**** Data supplied ****

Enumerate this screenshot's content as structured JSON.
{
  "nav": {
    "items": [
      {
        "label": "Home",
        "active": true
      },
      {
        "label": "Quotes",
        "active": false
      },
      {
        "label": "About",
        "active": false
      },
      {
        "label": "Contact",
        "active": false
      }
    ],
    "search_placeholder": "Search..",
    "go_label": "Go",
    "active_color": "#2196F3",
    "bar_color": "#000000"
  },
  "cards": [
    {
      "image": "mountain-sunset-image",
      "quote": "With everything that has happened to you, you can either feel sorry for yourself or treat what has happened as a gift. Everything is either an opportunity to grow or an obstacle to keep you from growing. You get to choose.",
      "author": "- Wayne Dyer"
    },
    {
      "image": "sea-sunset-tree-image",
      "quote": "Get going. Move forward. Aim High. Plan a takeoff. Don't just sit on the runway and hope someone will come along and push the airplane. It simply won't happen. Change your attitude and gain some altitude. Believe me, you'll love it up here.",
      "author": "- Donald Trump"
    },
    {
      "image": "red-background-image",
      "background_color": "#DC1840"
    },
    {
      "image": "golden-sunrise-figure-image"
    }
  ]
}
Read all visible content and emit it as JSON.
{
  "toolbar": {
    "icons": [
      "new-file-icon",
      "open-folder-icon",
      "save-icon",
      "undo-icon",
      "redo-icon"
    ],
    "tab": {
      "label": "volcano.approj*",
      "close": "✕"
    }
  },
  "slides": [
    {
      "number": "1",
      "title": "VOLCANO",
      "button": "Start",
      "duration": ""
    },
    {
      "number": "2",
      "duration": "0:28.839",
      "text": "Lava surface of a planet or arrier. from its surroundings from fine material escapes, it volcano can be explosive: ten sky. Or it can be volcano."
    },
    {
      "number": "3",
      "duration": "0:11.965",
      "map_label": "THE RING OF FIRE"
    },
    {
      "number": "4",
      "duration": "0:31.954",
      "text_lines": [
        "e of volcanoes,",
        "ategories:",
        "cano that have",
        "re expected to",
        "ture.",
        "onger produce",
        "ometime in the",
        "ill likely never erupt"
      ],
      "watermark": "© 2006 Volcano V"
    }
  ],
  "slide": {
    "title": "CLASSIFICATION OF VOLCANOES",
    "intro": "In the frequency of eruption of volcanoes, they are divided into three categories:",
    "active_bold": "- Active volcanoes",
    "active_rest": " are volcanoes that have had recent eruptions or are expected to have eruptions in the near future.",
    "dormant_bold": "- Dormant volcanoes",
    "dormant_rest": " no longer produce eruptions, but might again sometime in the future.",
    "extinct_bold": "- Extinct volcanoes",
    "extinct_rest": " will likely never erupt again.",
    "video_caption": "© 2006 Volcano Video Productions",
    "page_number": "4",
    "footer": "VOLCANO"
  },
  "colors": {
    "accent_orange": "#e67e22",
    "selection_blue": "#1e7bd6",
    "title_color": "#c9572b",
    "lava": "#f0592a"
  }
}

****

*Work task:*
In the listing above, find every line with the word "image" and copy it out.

*Problem solution:*
      "image": "mountain-sunset-image",
      "image": "sea-sunset-tree-image",
      "image": "red-background-image",
      "image": "golden-sunrise-figure-image"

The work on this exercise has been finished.